Although late, board Chairwoman Dr. Pam Adamson submitted her response to questions about alternative education programs and school funding.
Dr. Pam Adamson, 67, is a retired educator. She has lived in Clayton County for 45 years and in District 1 for 12 years.
“I have the education and experience to help Clayton County Schools regain the level of excellence that we have been known for in the past,” said Adamson. “Much progress has been made in Clayton County Schools during the past five years, including hiring an effective interim superintendent, adopting a strategic plan to guide the work of the district, stabilizing expenditures during financial challenges and regaining accreditation.”
She said she supports all of the county’s alternative education endeavors, including charter schools, magnet schools and online programs.

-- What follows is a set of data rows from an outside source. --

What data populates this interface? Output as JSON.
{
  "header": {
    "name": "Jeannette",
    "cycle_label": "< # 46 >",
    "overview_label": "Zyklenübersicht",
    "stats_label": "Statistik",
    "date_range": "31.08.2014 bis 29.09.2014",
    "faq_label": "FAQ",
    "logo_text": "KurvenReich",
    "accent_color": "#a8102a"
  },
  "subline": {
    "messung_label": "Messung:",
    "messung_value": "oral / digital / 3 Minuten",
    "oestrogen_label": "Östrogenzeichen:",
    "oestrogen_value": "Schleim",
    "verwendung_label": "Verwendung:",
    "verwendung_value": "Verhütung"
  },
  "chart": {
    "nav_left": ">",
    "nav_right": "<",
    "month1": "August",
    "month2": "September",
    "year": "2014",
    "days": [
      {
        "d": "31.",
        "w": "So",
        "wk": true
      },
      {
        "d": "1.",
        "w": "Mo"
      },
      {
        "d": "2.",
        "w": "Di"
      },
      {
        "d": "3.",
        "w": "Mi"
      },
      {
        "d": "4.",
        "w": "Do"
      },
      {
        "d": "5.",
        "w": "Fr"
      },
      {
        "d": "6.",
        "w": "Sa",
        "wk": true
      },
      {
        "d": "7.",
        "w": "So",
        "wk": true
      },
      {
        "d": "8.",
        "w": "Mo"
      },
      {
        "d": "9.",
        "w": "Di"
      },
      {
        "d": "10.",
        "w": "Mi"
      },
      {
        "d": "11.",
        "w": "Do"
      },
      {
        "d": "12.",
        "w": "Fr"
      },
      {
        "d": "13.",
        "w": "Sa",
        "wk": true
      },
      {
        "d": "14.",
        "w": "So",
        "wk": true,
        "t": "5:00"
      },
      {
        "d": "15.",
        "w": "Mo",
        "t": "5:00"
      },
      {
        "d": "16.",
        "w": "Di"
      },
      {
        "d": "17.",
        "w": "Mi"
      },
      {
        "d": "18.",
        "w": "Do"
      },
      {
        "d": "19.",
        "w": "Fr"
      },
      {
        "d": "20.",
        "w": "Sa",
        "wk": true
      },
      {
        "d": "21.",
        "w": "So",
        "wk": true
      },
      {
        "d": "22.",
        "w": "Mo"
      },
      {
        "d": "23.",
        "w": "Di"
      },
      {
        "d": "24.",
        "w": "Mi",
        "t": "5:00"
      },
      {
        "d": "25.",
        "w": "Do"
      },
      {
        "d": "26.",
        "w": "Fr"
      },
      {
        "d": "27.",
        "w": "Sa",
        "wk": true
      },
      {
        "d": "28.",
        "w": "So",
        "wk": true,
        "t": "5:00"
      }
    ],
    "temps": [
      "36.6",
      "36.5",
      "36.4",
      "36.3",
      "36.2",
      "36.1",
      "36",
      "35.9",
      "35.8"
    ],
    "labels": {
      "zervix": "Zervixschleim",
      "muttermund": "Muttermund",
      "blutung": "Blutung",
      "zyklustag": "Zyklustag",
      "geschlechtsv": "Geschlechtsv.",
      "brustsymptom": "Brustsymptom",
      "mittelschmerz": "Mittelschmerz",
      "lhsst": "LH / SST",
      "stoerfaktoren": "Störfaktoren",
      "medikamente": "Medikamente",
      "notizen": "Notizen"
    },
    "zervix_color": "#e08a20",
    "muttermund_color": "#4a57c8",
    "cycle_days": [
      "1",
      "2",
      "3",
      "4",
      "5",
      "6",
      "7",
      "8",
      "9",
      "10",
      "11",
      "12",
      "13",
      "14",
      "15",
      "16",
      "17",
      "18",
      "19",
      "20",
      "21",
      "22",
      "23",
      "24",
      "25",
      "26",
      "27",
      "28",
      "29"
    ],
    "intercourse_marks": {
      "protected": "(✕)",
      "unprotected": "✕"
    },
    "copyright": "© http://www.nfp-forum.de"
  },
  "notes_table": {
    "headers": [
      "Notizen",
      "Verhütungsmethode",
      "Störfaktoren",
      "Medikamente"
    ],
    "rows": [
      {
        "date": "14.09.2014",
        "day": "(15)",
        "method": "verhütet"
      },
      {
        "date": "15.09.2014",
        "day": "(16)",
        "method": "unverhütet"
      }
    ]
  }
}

“In order to gain my support for non-traditional educational efforts,” she said, “a charter school, magnet school or online program must offer an educational experience that is not offered in our district, must be non-discriminatory in admission requirements, must provide services for special needs students who qualify for admission, must clearly articulate its mission or program and must provide proof of sound fiscal responsibility.”
Adamson said her priorities for spending include reversing the expenditure cuts caused by the recent recession by reinstating the five furlough days for 185-day employees, 20 furlough days for 220-day employees and the local salary supplement. She said she wants to continue SPLOST funding for construction on new and existing facilities while providing resources such as technology in the classroom.
“In order to operate effectively, schools need funding from all sources,” said Adamson. “However, operational constraints and regulations are often tied to funds allocated by the state and federal governments. Because of the diversity of school districts throughout Georgia, some of these regulations are not appropriate for the needs of the district.
“In a perfect world, school districts would receive balanced funding from local, state and federal sources with no regulations attached,” she continued. “I firmly believe that decisions regarding the education of Clayton County students should be made at the local level.”